The problem - Your answer must be an exact copy of the listing below.

[[ Data provided, beginning ]]

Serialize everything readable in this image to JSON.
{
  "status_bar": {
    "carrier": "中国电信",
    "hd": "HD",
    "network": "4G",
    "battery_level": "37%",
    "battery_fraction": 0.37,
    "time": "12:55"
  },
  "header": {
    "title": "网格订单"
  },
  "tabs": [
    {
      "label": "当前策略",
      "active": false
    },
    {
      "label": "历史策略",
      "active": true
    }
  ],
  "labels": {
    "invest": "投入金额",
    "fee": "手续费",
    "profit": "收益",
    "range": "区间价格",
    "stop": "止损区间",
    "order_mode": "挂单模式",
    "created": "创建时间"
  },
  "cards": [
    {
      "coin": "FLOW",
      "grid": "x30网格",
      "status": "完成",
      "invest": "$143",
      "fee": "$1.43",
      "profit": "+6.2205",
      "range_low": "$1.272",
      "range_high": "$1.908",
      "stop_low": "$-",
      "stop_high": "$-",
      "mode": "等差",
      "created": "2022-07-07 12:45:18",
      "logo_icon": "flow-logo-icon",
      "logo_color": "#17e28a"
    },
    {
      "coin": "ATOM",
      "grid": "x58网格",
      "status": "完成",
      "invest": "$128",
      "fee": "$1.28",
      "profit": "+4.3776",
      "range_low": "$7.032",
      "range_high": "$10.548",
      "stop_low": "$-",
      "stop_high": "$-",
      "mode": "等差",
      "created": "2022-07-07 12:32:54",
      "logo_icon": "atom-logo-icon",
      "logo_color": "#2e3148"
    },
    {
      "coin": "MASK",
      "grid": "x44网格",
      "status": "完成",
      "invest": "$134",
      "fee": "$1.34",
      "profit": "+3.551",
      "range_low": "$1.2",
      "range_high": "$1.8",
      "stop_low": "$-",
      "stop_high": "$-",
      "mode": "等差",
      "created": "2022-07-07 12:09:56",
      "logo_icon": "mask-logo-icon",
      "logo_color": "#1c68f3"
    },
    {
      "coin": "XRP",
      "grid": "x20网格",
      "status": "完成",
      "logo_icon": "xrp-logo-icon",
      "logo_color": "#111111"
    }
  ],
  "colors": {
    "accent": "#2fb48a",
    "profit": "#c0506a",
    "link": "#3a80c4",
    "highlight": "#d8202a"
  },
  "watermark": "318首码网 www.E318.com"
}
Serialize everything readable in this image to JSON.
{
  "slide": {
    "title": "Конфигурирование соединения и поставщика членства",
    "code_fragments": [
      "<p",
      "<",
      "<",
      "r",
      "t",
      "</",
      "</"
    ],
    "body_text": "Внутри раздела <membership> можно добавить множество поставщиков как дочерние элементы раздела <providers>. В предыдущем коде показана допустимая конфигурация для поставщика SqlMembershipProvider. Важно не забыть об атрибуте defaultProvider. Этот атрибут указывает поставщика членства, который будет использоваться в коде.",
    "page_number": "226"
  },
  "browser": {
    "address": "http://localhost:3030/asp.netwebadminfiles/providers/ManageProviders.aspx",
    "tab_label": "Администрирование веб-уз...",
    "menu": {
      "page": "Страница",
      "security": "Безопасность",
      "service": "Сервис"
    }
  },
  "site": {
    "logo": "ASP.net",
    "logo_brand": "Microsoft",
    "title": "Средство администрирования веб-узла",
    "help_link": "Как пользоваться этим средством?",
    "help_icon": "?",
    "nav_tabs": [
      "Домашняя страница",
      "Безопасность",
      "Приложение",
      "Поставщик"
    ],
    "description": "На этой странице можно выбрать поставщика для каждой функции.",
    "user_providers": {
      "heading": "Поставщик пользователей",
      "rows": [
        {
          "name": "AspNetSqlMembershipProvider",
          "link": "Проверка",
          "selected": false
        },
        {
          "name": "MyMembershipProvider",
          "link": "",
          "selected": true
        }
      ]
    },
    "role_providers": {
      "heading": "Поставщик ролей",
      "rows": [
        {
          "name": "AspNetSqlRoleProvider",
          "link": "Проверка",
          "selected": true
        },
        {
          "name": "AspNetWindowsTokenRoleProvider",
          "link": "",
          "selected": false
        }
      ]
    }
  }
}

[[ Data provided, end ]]

Answer area -
Serialize everything readable in this image to JSON.
{
  "status_bar": {
    "carrier": "中国电信",
    "hd": "HD",
    "network": "4G",
    "battery_level": "37%",
    "battery_fraction": 0.37,
    "time": "12:55"
  },
  "header": {
    "title": "网格订单"
  },
  "tabs": [
    {
      "label": "当前策略",
      "active": false
    },
    {
      "label": "历史策略",
      "active": true
    }
  ],
  "labels": {
    "invest": "投入金额",
    "fee": "手续费",
    "profit": "收益",
    "range": "区间价格",
    "stop": "止损区间",
    "order_mode": "挂单模式",
    "created": "创建时间"
  },
  "cards": [
    {
      "coin": "FLOW",
      "grid": "x30网格",
      "status": "完成",
      "invest": "$143",
      "fee": "$1.43",
      "profit": "+6.2205",
      "range_low": "$1.272",
      "range_high": "$1.908",
      "stop_low": "$-",
      "stop_high": "$-",
      "mode": "等差",
      "created": "2022-07-07 12:45:18",
      "logo_icon": "flow-logo-icon",
      "logo_color": "#17e28a"
    },
    {
      "coin": "ATOM",
      "grid": "x58网格",
      "status": "完成",
      "invest": "$128",
      "fee": "$1.28",
      "profit": "+4.3776",
      "range_low": "$7.032",
      "range_high": "$10.548",
      "stop_low": "$-",
      "stop_high": "$-",
      "mode": "等差",
      "created": "2022-07-07 12:32:54",
      "logo_icon": "atom-logo-icon",
      "logo_color": "#2e3148"
    },
    {
      "coin": "MASK",
      "grid": "x44网格",
      "status": "完成",
      "invest": "$134",
      "fee": "$1.34",
      "profit": "+3.551",
      "range_low": "$1.2",
      "range_high": "$1.8",
      "stop_low": "$-",
      "stop_high": "$-",
      "mode": "等差",
      "created": "2022-07-07 12:09:56",
      "logo_icon": "mask-logo-icon",
      "logo_color": "#1c68f3"
    },
    {
      "coin": "XRP",
      "grid": "x20网格",
      "status": "完成",
      "logo_icon": "xrp-logo-icon",
      "logo_color": "#111111"
    }
  ],
  "colors": {
    "accent": "#2fb48a",
    "profit": "#c0506a",
    "link": "#3a80c4",
    "highlight": "#d8202a"
  },
  "watermark": "318首码网 www.E318.com"
}
Serialize everything readable in this image to JSON.
{
  "slide": {
    "title": "Конфигурирование соединения и поставщика членства",
    "code_fragments": [
      "<p",
      "<",
      "<",
      "r",
      "t",
      "</",
      "</"
    ],
    "body_text": "Внутри раздела <membership> можно добавить множество поставщиков как дочерние элементы раздела <providers>. В предыдущем коде показана допустимая конфигурация для поставщика SqlMembershipProvider. Важно не забыть об атрибуте defaultProvider. Этот атрибут указывает поставщика членства, который будет использоваться в коде.",
    "page_number": "226"
  },
  "browser": {
    "address": "http://localhost:3030/asp.netwebadminfiles/providers/ManageProviders.aspx",
    "tab_label": "Администрирование веб-уз...",
    "menu": {
      "page": "Страница",
      "security": "Безопасность",
      "service": "Сервис"
    }
  },
  "site": {
    "logo": "ASP.net",
    "logo_brand": "Microsoft",
    "title": "Средство администрирования веб-узла",
    "help_link": "Как пользоваться этим средством?",
    "help_icon": "?",
    "nav_tabs": [
      "Домашняя страница",
      "Безопасность",
      "Приложение",
      "Поставщик"
    ],
    "description": "На этой странице можно выбрать поставщика для каждой функции.",
    "user_providers": {
      "heading": "Поставщик пользователей",
      "rows": [
        {
          "name": "AspNetSqlMembershipProvider",
          "link": "Проверка",
          "selected": false
        },
        {
          "name": "MyMembershipProvider",
          "link": "",
          "selected": true
        }
      ]
    },
    "role_providers": {
      "heading": "Поставщик ролей",
      "rows": [
        {
          "name": "AspNetSqlRoleProvider",
          "link": "Проверка",
          "selected": true
        },
        {
          "name": "AspNetWindowsTokenRoleProvider",
          "link": "",
          "selected": false
        }
      ]
    }
  }
}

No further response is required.